Since convening a new quartet for the 2001 tour that resulted in Footprints Live!
(Verve, 2002), soon-to-be-octogenarian saxophonist Wayne Shorter has found himself in the company of a group that's not just turned out to be, hands-down, his most exciting and exploratory acoustic ensemble in a career well into its sixth decade, but now, a dozen years later, his longest-running one as well. Weather Report
, the fusion supergroup that Shorter co-founded with keyboardist Joe Zawinul
, did, indeed, last longer, from the early 1970s through the mid-'80s, but with almost constant changes in personnel from album to album. Shorter's stable lineup may not release albums on a regular basisit's been eight long years since the superb, also-live Beyond the Sound Barrier
(Verve, 2005)but the quartet continues to tour, almost every year. Without a Net
captures performances from the quartet's 2011 European tour, as well as an extended piece from a live show in collaboration with the renowned Imani Winds.
Beyond being special because of the lengthy recording absence since Beyond
, Shorter's return to Blue Noteon which he released a string of eleven exceptional, often groundbreaking albums beginning with Night Dreamer
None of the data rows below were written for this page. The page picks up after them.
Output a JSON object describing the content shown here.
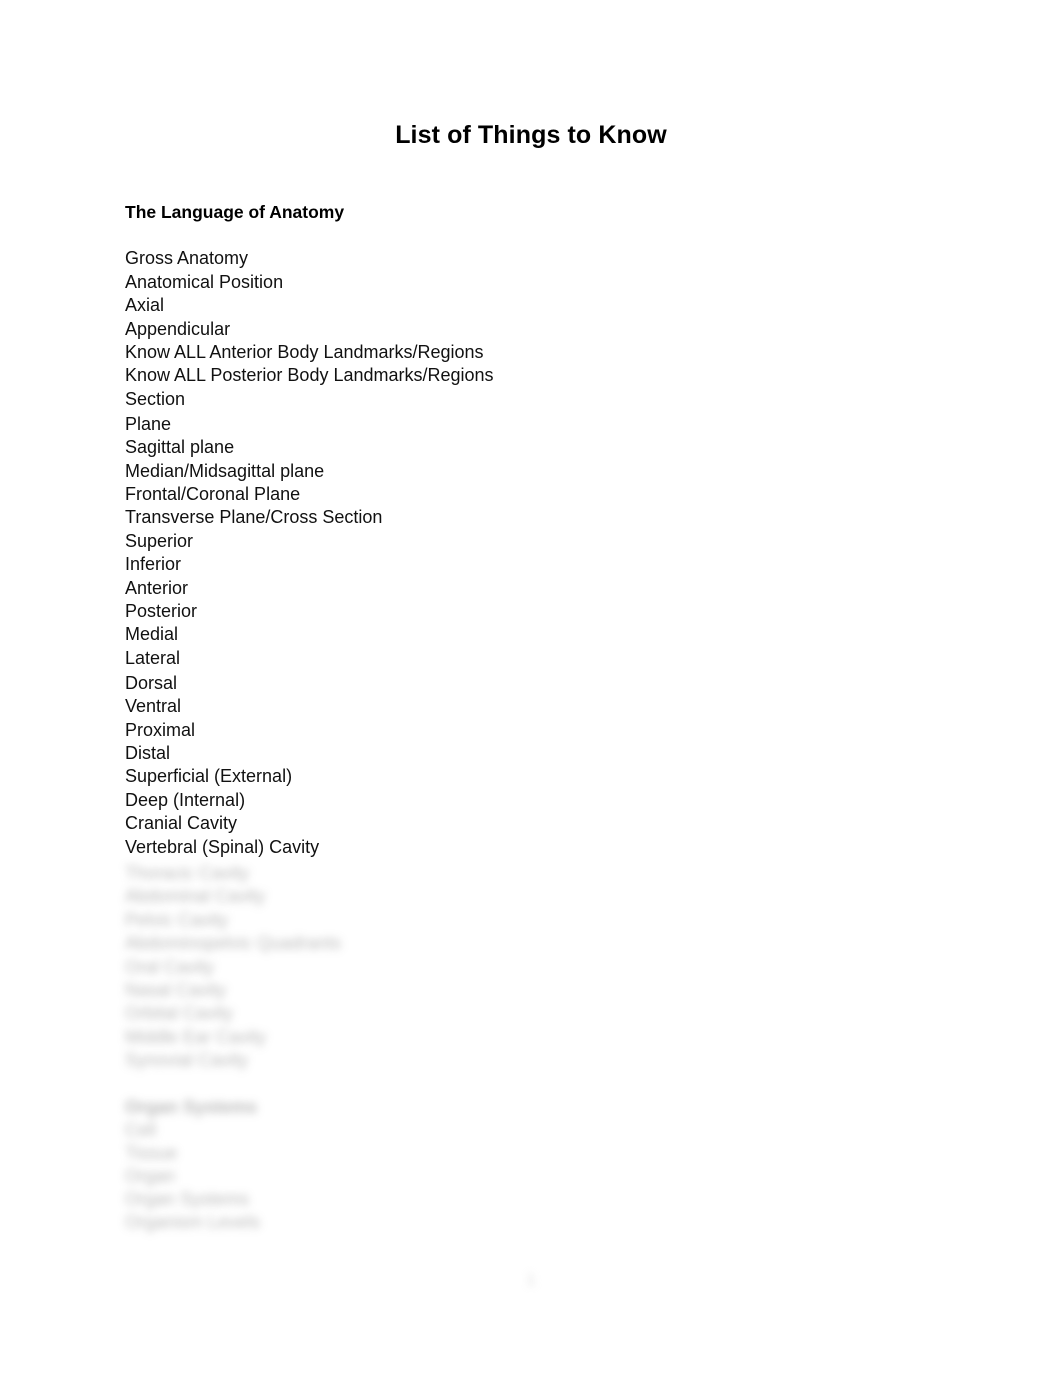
{
  "document": {
    "title": "List of Things to Know",
    "page_number": "1"
  },
  "sections": [
    {
      "heading": "The Language of Anatomy",
      "items": [
        "Gross Anatomy",
        "Anatomical Position",
        "Axial",
        "Appendicular",
        "Know ALL Anterior Body Landmarks/Regions",
        "Know ALL Posterior Body Landmarks/Regions",
        "Section",
        "Plane",
        "Sagittal plane",
        "Median/Midsagittal plane",
        "Frontal/Coronal Plane",
        "Transverse Plane/Cross Section",
        "Superior",
        "Inferior",
        "Anterior",
        "Posterior",
        "Medial",
        "Lateral",
        "Dorsal",
        "Ventral",
        "Proximal",
        "Distal",
        "Superficial (External)",
        "Deep (Internal)",
        "Cranial Cavity",
        "Vertebral (Spinal) Cavity"
      ]
    }
  ],
  "redacted": {
    "note": "illegible blurred text",
    "block_a": [
      "Thoracic Cavity",
      "Abdominal Cavity",
      "Pelvic Cavity",
      "Abdominopelvic Quadrants",
      "Oral Cavity",
      "Nasal Cavity",
      "Orbital Cavity",
      "Middle Ear Cavity",
      "Synovial Cavity"
    ],
    "block_b": [
      "Organ Systems",
      "Cell",
      "Tissue",
      "Organ",
      "Organ Systems",
      "Organism Levels"
    ]
  }
}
(1964) and ending with Odyssey of Iska
(1970)is another milestone, though it shouldn't be misconstrued as anything remotely nostalgic. If anything, Without a Net
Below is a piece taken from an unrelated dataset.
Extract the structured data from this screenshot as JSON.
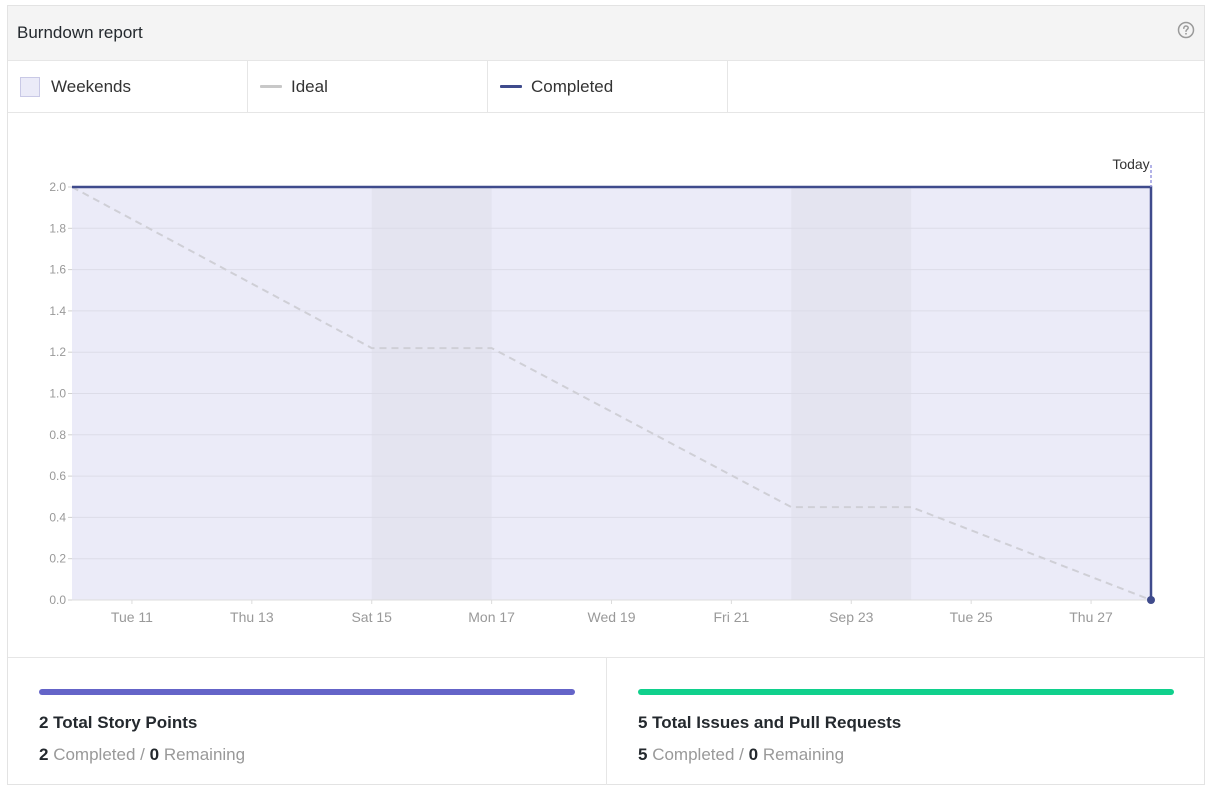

a succinctly accurate description of this group's modus operandi
is even more
uncompromising and unpredictable, reflecting the quartet's ever-growing empathic interrelationship on a set that, with the exception of one tune dating back to his days with trumpeter Miles Davis
in the 1960s, one completely re-imagined Weather Report tune from 1983 and one rarely recorded song from the 1933 film Flying Down to Rio
(actors/dancers/singers Fred Astaire
and Ginger Rogers
' first film together), is comprised of half a dozen new Shorter compositions.Without a Net
kicks off with "Orbits," also the opener to Miles Davis' Miles Smiles
(Columbia, 1966), but completely revised, its theme becoming a foundational ostinato first introduced with pianist Danilo Pérez
's left hand, then joined by bassist John Patitucci
. It's a method of compositional reduction that Shorter has employed on previous albums with this quartet, turning the tune into an even freer opportunity for Shorter and Pérez to indeed orbit around each other's extemporizations, occasionally conjoining in marvelous synchronicity, all driven by drummer Brian Blade
's explosive approach. Shorter's "S.S. Golden Mean," too, is revised from the version on Beyond the Sound Barrier
, its repetitive chord pattern a foundation for Shorter's soaring, searing soprano and Blade, who moves from full kit to hand percussion in the blink of an eye, completely altering the song's complexion.
But it's the 23-minute "Pegasus," from Shorter's Los Angeles performance where the quartet was expanded to a nonet with the five-piece Imani Winds, that is the album's centerpieceand highlight. Not since Alegria
(Verve, 2003), his most recent studio recording, has Shorter worked with a larger ensemble, and while that album was plenty ambitious, "Pegasus" trumps it in concept and execution, its powerful blend of form and freedom inspiring such powerful extrapolations from Shorter (again on soprano) that Blade can be heard, in the background, saying "Oh my god!"
Shorter also demonstrates a hitherto unknown talent, whistling at the start of Vincent Youmans' title song to the film Flying to Rio
before switching back to soprano and, as Pérez and Patitucci slowly coalesce around another repetitive but continually expanding pattern, stepping back to let the pianist and bassist enter into an exchange as demonstrative of their growing chemistry as any on record. This is no by-rote arrangement of a classic song; instead, while ensuring its core melody is honored, this is another example of the kind of unfettered, uncompromising and freewheeling approach this quartet has taken since inception, but which has only strengthened and become more profound in the ensuing twelve years. Shorter also whistles at the beginning of his own "Zero Gravity," a tune that renders clear the saxophonist's multifaceted interests, with hints of Pérez's impossible to deny Latin leanings blending into harmonic and, at times, contrapuntal sophistication while nevertheless leaving huge, gaping holes for the quartet to spontaneously fill.
Shorter may be turning 80 in August, 2013, but rather than resting on his considerable laurels and resorting to replicating past successes, the saxophonist is as imaginative and conceptually forward-thinking as he's ever beenperhaps even more so. He's also playing at the absolute top of his game, his combination of head and heart never stronger. With this now-longstanding quartet he's truly capable of going anywhere he choosesand, thanks to the individual and collective improvisational élan of Pérez, Patitucci and Blade, plenty of unexpected places he doesn'twhether it's in the context of detailed structure, absolute, composite freedom...or both. With each record only getting better, Without a Net
is not just a new high watermark for Shorter and his stellar quartet, it's a truly masterful masterpiece to add to a discography already brimming with classic recordings that will further cement Shorter's inscriptionand, as it evolves, his quartet's as wellin the rarefied upper echelon of jazz history.